Covering a discussion that is likely taking place in many government offices across the country, Lori Sturdevant’s recent article for the Minnesota Star Tribune highlights what elected officials and other industry leaders are saying about how to pay long-term care costs for the state’s seniors.
According to the piece, a Citizens League analysis indicates that Minnesota’s budget for senior care will probably quintuple over the next 25 years: “from $1.1 billion (about 7 percent of total state spending) to more than $5 billion per year.”
One major factor contributing to this dramatic rise is the equally dramatic spike expected among the 80+ plus population, many of whom will be eligible for public assistance. This puts further strain on both state and federal budgets and is “a major driver of projected federal and state deficits.”
Among those sharing their perspectives in the article were U.S. Senator Dave Durenberger, LaRhae Knatterud, director of aging transformation for the State of Minnesota, and Eric Schubert of Ecumen, a Minnesota senior care provider.

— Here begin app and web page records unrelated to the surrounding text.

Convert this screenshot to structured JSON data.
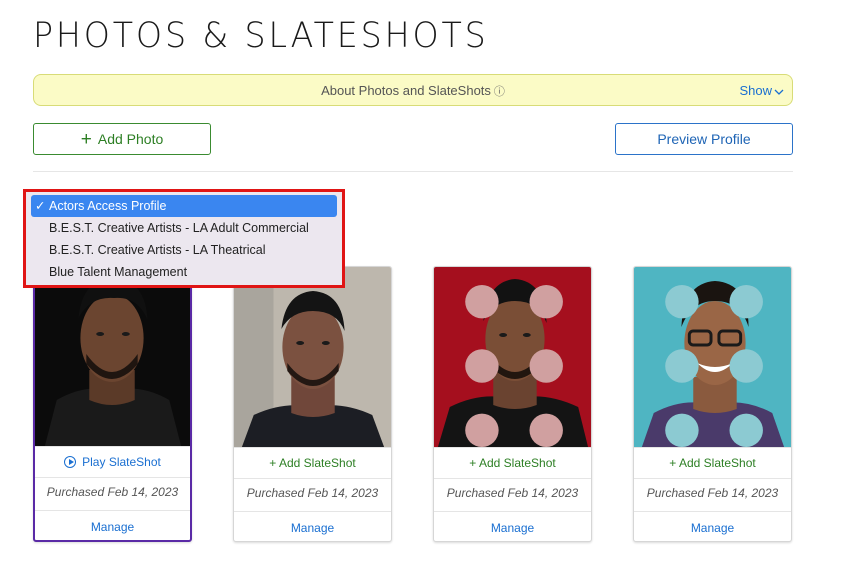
{
  "page": {
    "title": "PHOTOS & SLATESHOTS"
  },
  "banner": {
    "text": "About Photos and SlateShots",
    "info_icon": "ⓘ",
    "toggle_label": "Show",
    "toggle_icon": "chevron-down"
  },
  "toolbar": {
    "add_photo_label": "Add Photo",
    "add_icon": "+",
    "preview_label": "Preview Profile"
  },
  "profile_dropdown": {
    "selected_index": 0,
    "check_glyph": "✓",
    "options": [
      "Actors Access Profile",
      "B.E.S.T. Creative Artists - LA Adult Commercial",
      "B.E.S.T. Creative Artists - LA Theatrical",
      "Blue Talent Management"
    ]
  },
  "photos": [
    {
      "slate_label": "Play SlateShot",
      "slate_type": "play",
      "purchased": "Purchased Feb 14, 2023",
      "manage_label": "Manage",
      "selected": true,
      "bg_color": "#0b0b0b"
    },
    {
      "slate_label": "+ Add SlateShot",
      "slate_type": "add",
      "purchased": "Purchased Feb 14, 2023",
      "manage_label": "Manage",
      "selected": false,
      "bg_color": "#bdb7ad"
    },
    {
      "slate_label": "+ Add SlateShot",
      "slate_type": "add",
      "purchased": "Purchased Feb 14, 2023",
      "manage_label": "Manage",
      "selected": false,
      "bg_color": "#a50f1e"
    },
    {
      "slate_label": "+ Add SlateShot",
      "slate_type": "add",
      "purchased": "Purchased Feb 14, 2023",
      "manage_label": "Manage",
      "selected": false,
      "bg_color": "#4fb5c2"
    }
  ],
  "colors": {
    "accent_green": "#2d7f24",
    "accent_blue": "#1a6fd1",
    "banner_bg": "#fbfbc6",
    "highlight_red": "#e01515",
    "selected_border": "#5a2aa6"
  }
}
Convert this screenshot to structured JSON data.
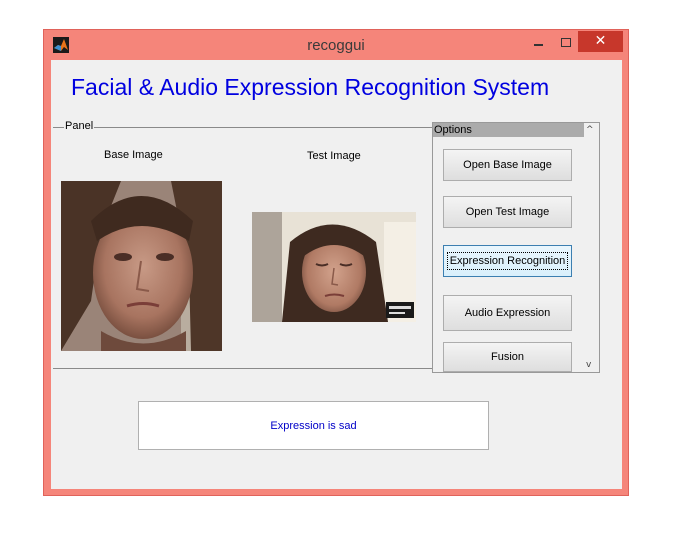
{
  "window": {
    "title": "recoggui",
    "close_glyph": "✕"
  },
  "app": {
    "title": "Facial & Audio Expression Recognition System"
  },
  "panel": {
    "label": "Panel",
    "base_image_caption": "Base Image",
    "test_image_caption": "Test Image"
  },
  "options": {
    "label": "Options",
    "buttons": [
      "Open Base Image",
      "Open Test Image",
      "Expression Recognition",
      "Audio Expression",
      "Fusion"
    ],
    "focused_button": "Expression Recognition"
  },
  "result": {
    "text": "Expression is sad"
  },
  "colors": {
    "title_blue": "#0000e0",
    "result_blue": "#0000c8",
    "window_border": "#f5857a",
    "close_red": "#c7372b"
  },
  "icons": [
    "matlab-icon",
    "minimize-icon",
    "maximize-icon",
    "close-icon",
    "scroll-up-icon",
    "scroll-down-icon"
  ]
}
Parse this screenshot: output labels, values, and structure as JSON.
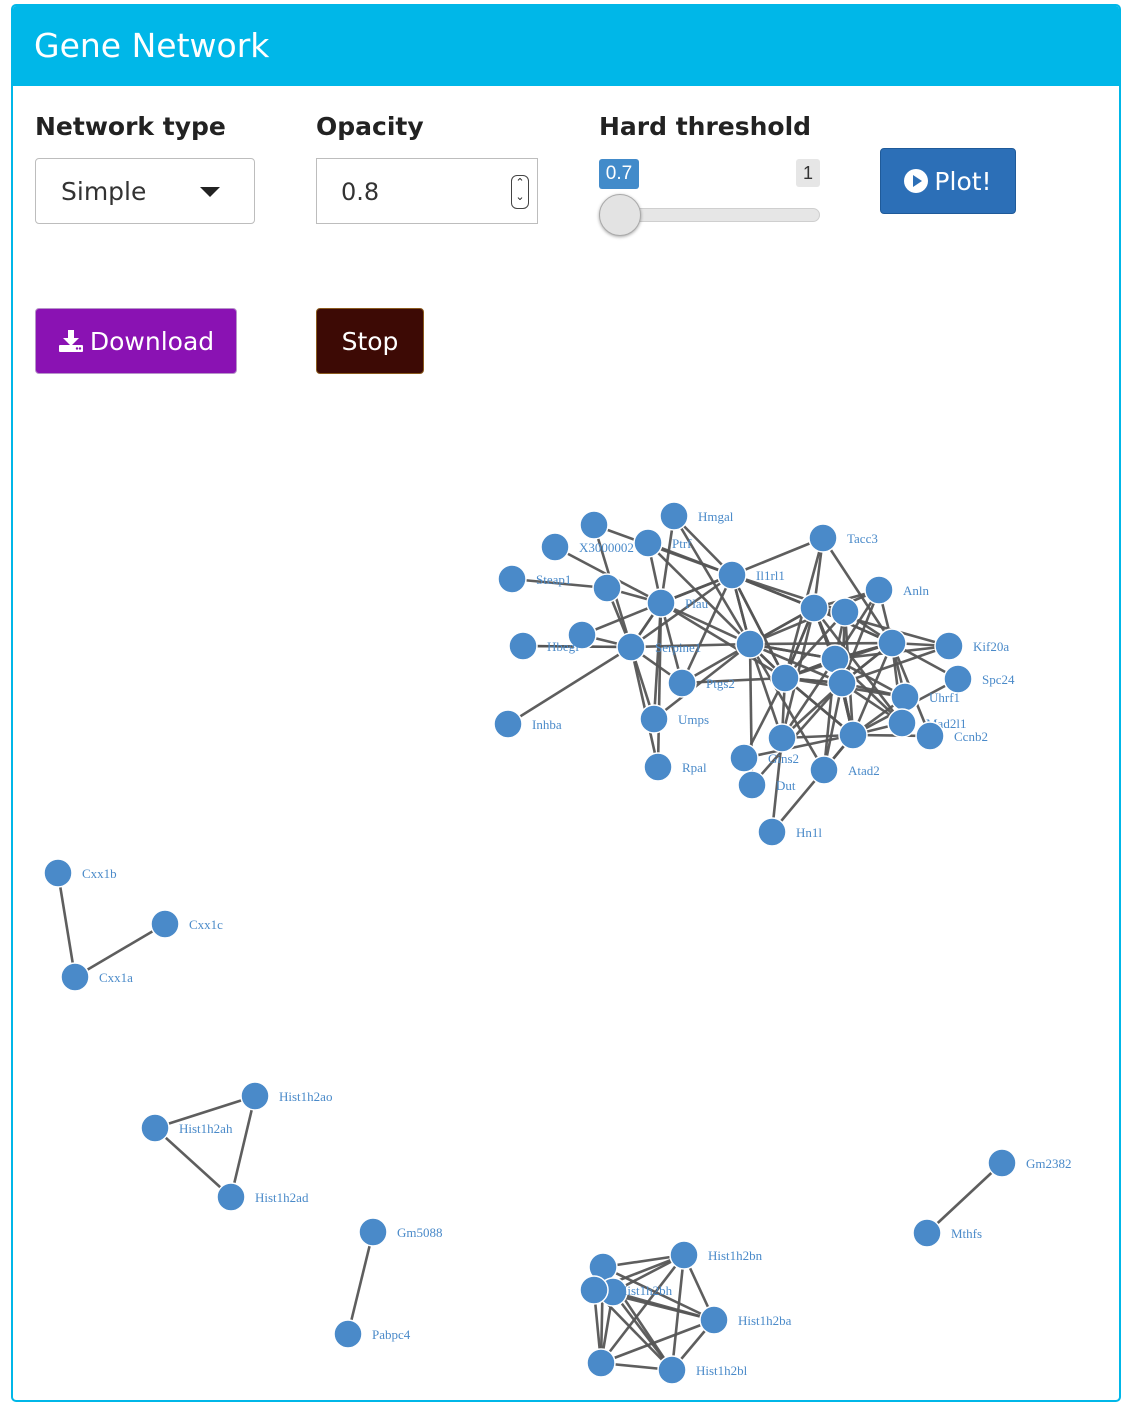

The group talked about the need for long-term care insurance policies that provide adequate coverage, public skepticism about the future of Medicare and other social insurance/entitlement programs, and solutions for the impending senior care cost crisis.
Read the ideas shared in our #ElderCareChat forum regarding the crisis here.